And for residents who wish to stay, rising housing costs can be a problem. "While racism created Chinatowns, reverse white flight from the suburb back into the urban areas now threaten the future of Chinatowns through gentrification," Leong says.
Immigrants from other Asian countries are still finding refuge in Chinatowns. Seattle's Chinatown was renamed to the Chinatown-International District in 2005 to reflect the growing Vietnamese and Filipino communities.
Many Chinatowns are hanging on by a thread. Baltimore, Detroit, Los Angeles and Philadelphia are just some of the cities whose Chinatowns have populations of less than 50 percent ethnic Chinese. While the D.C. Chinatown still features some Chinese-owned businesses, there were only 300 Chinese people living there in 2015, down from a high of 3,000 in 1970. And while roughly 14,000 people — about 70 percent Chinese — live in San Francisco's Chinatown, some worry about how the community can retain its culture in the face of gentrification, which threatens to drive out family-run businesses.
However, many second and third-generation Chinese Americans now run projects to preserve them, such as the W.O.W Project in Manhattan's Chinatown. These kinds of nonprofits could help save Chinatown, according to Zhou. "It's important for the second generation to come back to protect the community from gentrification," she says.
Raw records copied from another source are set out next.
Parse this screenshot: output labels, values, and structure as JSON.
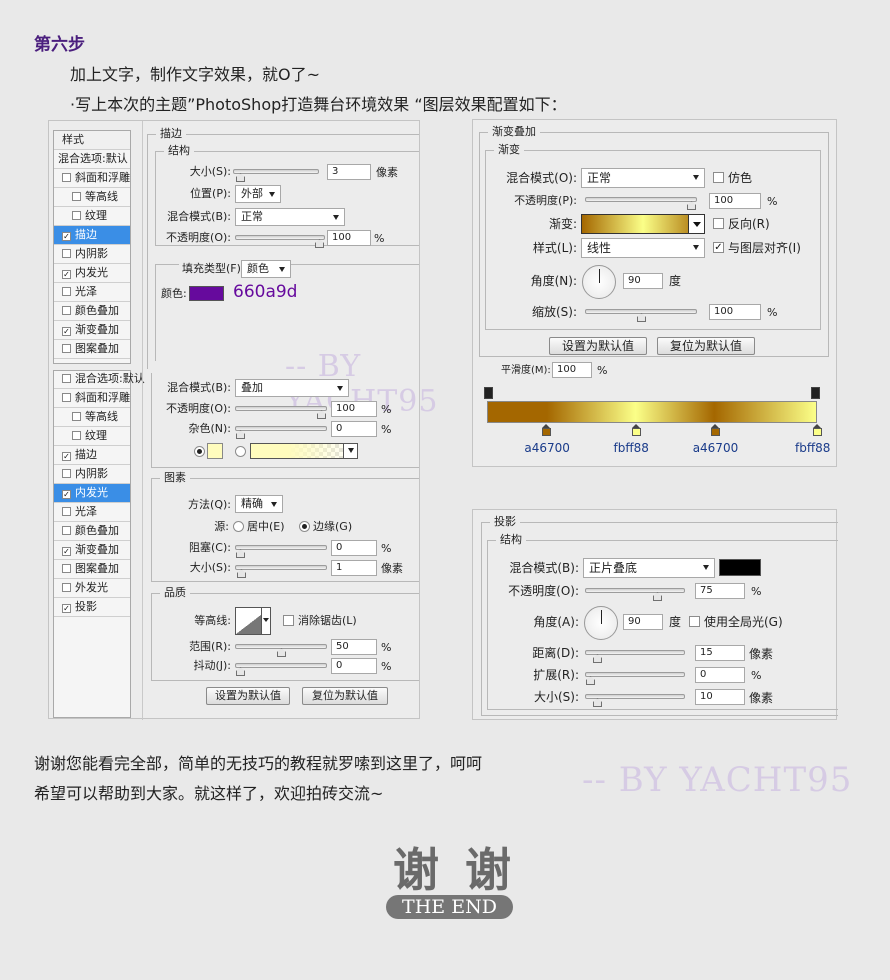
{
  "article": {
    "step_title": "第六步",
    "line1": "加上文字，制作文字效果，就O了~",
    "line2": "·写上本次的主题”PhotoShop打造舞台环境效果 “图层效果配置如下：",
    "footer1": "谢谢您能看完全部，简单的无技巧的教程就罗嗦到这里了，呵呵",
    "footer2": "希望可以帮助到大家。就这样了，欢迎拍砖交流~",
    "watermark1": "-- BY YACHT95",
    "watermark2": "-- BY YACHT95",
    "end_big": "谢  谢",
    "end_small": "THE END"
  },
  "colors": {
    "step_title": "#4b1f7e",
    "stroke_swatch": "#660a9d",
    "gradient_dark": "#a46700",
    "gradient_light": "#fbff88",
    "glow_swatch": "#fffcbd"
  },
  "layer_list_1": {
    "header": "样式",
    "items": [
      {
        "label": "混合选项:默认",
        "checked": false,
        "indent": false
      },
      {
        "label": "斜面和浮雕",
        "checked": false,
        "indent": false
      },
      {
        "label": "等高线",
        "checked": false,
        "indent": true
      },
      {
        "label": "纹理",
        "checked": false,
        "indent": true
      },
      {
        "label": "描边",
        "checked": true,
        "indent": false,
        "selected": true
      },
      {
        "label": "内阴影",
        "checked": false,
        "indent": false
      },
      {
        "label": "内发光",
        "checked": true,
        "indent": false
      },
      {
        "label": "光泽",
        "checked": false,
        "indent": false
      },
      {
        "label": "颜色叠加",
        "checked": false,
        "indent": false
      },
      {
        "label": "渐变叠加",
        "checked": true,
        "indent": false
      },
      {
        "label": "图案叠加",
        "checked": false,
        "indent": false
      }
    ]
  },
  "layer_list_2": {
    "items": [
      {
        "label": "混合选项:默认",
        "checked": false,
        "indent": false
      },
      {
        "label": "斜面和浮雕",
        "checked": false,
        "indent": false
      },
      {
        "label": "等高线",
        "checked": false,
        "indent": true
      },
      {
        "label": "纹理",
        "checked": false,
        "indent": true
      },
      {
        "label": "描边",
        "checked": true,
        "indent": false
      },
      {
        "label": "内阴影",
        "checked": false,
        "indent": false
      },
      {
        "label": "内发光",
        "checked": true,
        "indent": false,
        "selected": true
      },
      {
        "label": "光泽",
        "checked": false,
        "indent": false
      },
      {
        "label": "颜色叠加",
        "checked": false,
        "indent": false
      },
      {
        "label": "渐变叠加",
        "checked": true,
        "indent": false
      },
      {
        "label": "图案叠加",
        "checked": false,
        "indent": false
      },
      {
        "label": "外发光",
        "checked": false,
        "indent": false
      },
      {
        "label": "投影",
        "checked": true,
        "indent": false
      }
    ]
  },
  "stroke": {
    "title": "描边",
    "structure": "结构",
    "size_label": "大小(S):",
    "size_value": "3",
    "size_unit": "像素",
    "size_level": 0.02,
    "position_label": "位置(P):",
    "position_value": "外部",
    "blend_label": "混合模式(B):",
    "blend_value": "正常",
    "opacity_label": "不透明度(O):",
    "opacity_value": "100",
    "opacity_unit": "%",
    "opacity_level": 1.0,
    "fill_label": "填充类型(F):",
    "fill_value": "颜色",
    "color_label": "颜色:",
    "color_hex": "660a9d"
  },
  "inner_glow": {
    "blend_label": "混合模式(B):",
    "blend_value": "叠加",
    "opacity_label": "不透明度(O):",
    "opacity_value": "100",
    "opacity_unit": "%",
    "opacity_level": 1.0,
    "noise_label": "杂色(N):",
    "noise_value": "0",
    "noise_unit": "%",
    "noise_level": 0.0,
    "elements_title": "图素",
    "method_label": "方法(Q):",
    "method_value": "精确",
    "source_label": "源:",
    "source_center": "居中(E)",
    "source_edge": "边缘(G)",
    "choke_label": "阻塞(C):",
    "choke_value": "0",
    "choke_unit": "%",
    "choke_level": 0.0,
    "size_label": "大小(S):",
    "size_value": "1",
    "size_unit": "像素",
    "size_level": 0.01,
    "quality_title": "品质",
    "contour_label": "等高线:",
    "antialias_label": "消除锯齿(L)",
    "range_label": "范围(R):",
    "range_value": "50",
    "range_unit": "%",
    "range_level": 0.5,
    "jitter_label": "抖动(J):",
    "jitter_value": "0",
    "jitter_unit": "%",
    "jitter_level": 0.0,
    "btn_set_default": "设置为默认值",
    "btn_reset_default": "复位为默认值"
  },
  "gradient_overlay": {
    "title": "渐变叠加",
    "sub": "渐变",
    "blend_label": "混合模式(O):",
    "blend_value": "正常",
    "dither_label": "仿色",
    "opacity_label": "不透明度(P):",
    "opacity_value": "100",
    "opacity_unit": "%",
    "opacity_level": 1.0,
    "gradient_label": "渐变:",
    "reverse_label": "反向(R)",
    "style_label": "样式(L):",
    "style_value": "线性",
    "align_label": "与图层对齐(I)",
    "angle_label": "角度(N):",
    "angle_value": "90",
    "angle_unit": "度",
    "scale_label": "缩放(S):",
    "scale_value": "100",
    "scale_unit": "%",
    "scale_level": 0.5,
    "btn_set_default": "设置为默认值",
    "btn_reset_default": "复位为默认值",
    "smooth_label": "平滑度(M):",
    "smooth_value": "100",
    "smooth_unit": "%",
    "stops": [
      {
        "label": "a46700",
        "color": "#a46700",
        "location": 0.18
      },
      {
        "label": "fbff88",
        "color": "#fbff88",
        "location": 0.45
      },
      {
        "label": "a46700",
        "color": "#a46700",
        "location": 0.69
      },
      {
        "label": "fbff88",
        "color": "#fbff88",
        "location": 1.0
      }
    ]
  },
  "drop_shadow": {
    "title": "投影",
    "structure": "结构",
    "blend_label": "混合模式(B):",
    "blend_value": "正片叠底",
    "swatch": "#000000",
    "opacity_label": "不透明度(O):",
    "opacity_value": "75",
    "opacity_unit": "%",
    "opacity_level": 0.75,
    "angle_label": "角度(A):",
    "angle_value": "90",
    "angle_unit": "度",
    "global_label": "使用全局光(G)",
    "distance_label": "距离(D):",
    "distance_value": "15",
    "distance_unit": "像素",
    "distance_level": 0.08,
    "spread_label": "扩展(R):",
    "spread_value": "0",
    "spread_unit": "%",
    "spread_level": 0.0,
    "size_label": "大小(S):",
    "size_value": "10",
    "size_unit": "像素",
    "size_level": 0.08
  }
}
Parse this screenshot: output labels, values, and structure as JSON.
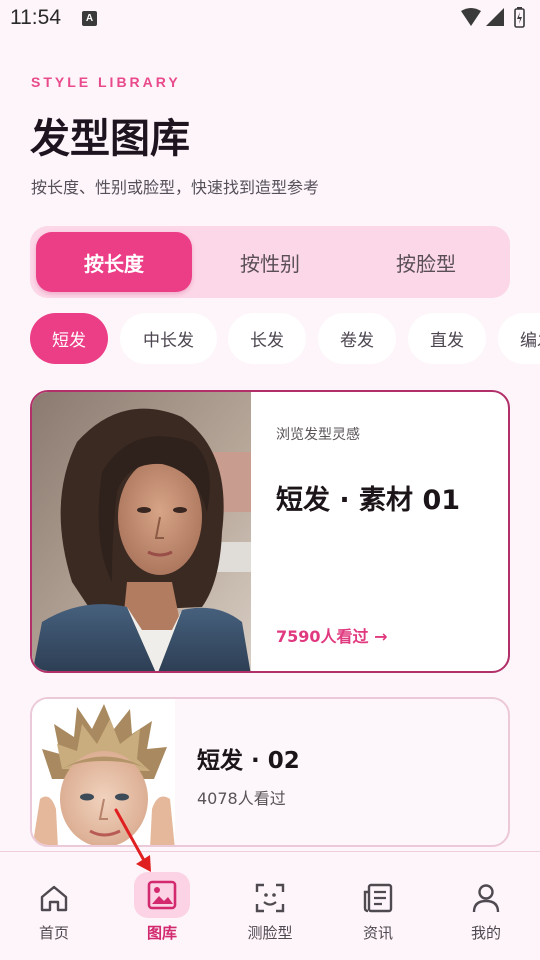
{
  "status_bar": {
    "time": "11:54",
    "notification_badge": "A"
  },
  "header": {
    "kicker": "STYLE LIBRARY",
    "title": "发型图库",
    "subtitle": "按长度、性别或脸型，快速找到造型参考"
  },
  "segments": [
    {
      "label": "按长度",
      "active": true
    },
    {
      "label": "按性别",
      "active": false
    },
    {
      "label": "按脸型",
      "active": false
    }
  ],
  "chips": [
    {
      "label": "短发",
      "active": true
    },
    {
      "label": "中长发",
      "active": false
    },
    {
      "label": "长发",
      "active": false
    },
    {
      "label": "卷发",
      "active": false
    },
    {
      "label": "直发",
      "active": false
    },
    {
      "label": "编发",
      "active": false
    }
  ],
  "feature_card": {
    "eyebrow": "浏览发型灵感",
    "title": "短发 · 素材 01",
    "views": "7590人看过 →"
  },
  "item_card": {
    "title": "短发 · 02",
    "views": "4078人看过"
  },
  "bottom_nav": [
    {
      "label": "首页",
      "icon": "home-icon",
      "active": false
    },
    {
      "label": "图库",
      "icon": "gallery-icon",
      "active": true
    },
    {
      "label": "测脸型",
      "icon": "face-scan-icon",
      "active": false
    },
    {
      "label": "资讯",
      "icon": "news-icon",
      "active": false
    },
    {
      "label": "我的",
      "icon": "profile-icon",
      "active": false
    }
  ],
  "colors": {
    "accent": "#ec3e87",
    "accent_dark": "#b2306a",
    "background": "#fdf5f9",
    "segment_bg": "#fcd7e7"
  }
}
Especially as anti-Asian crimes are on the rise, Chinatowns can serve as places of refuge for Chinese Americans. "Due to anti-Asian racism during the COVID-19 pandemic, the relevance of Chinatowns has become an even more pressing issue in the historic and present need for sanctuary," Leong says.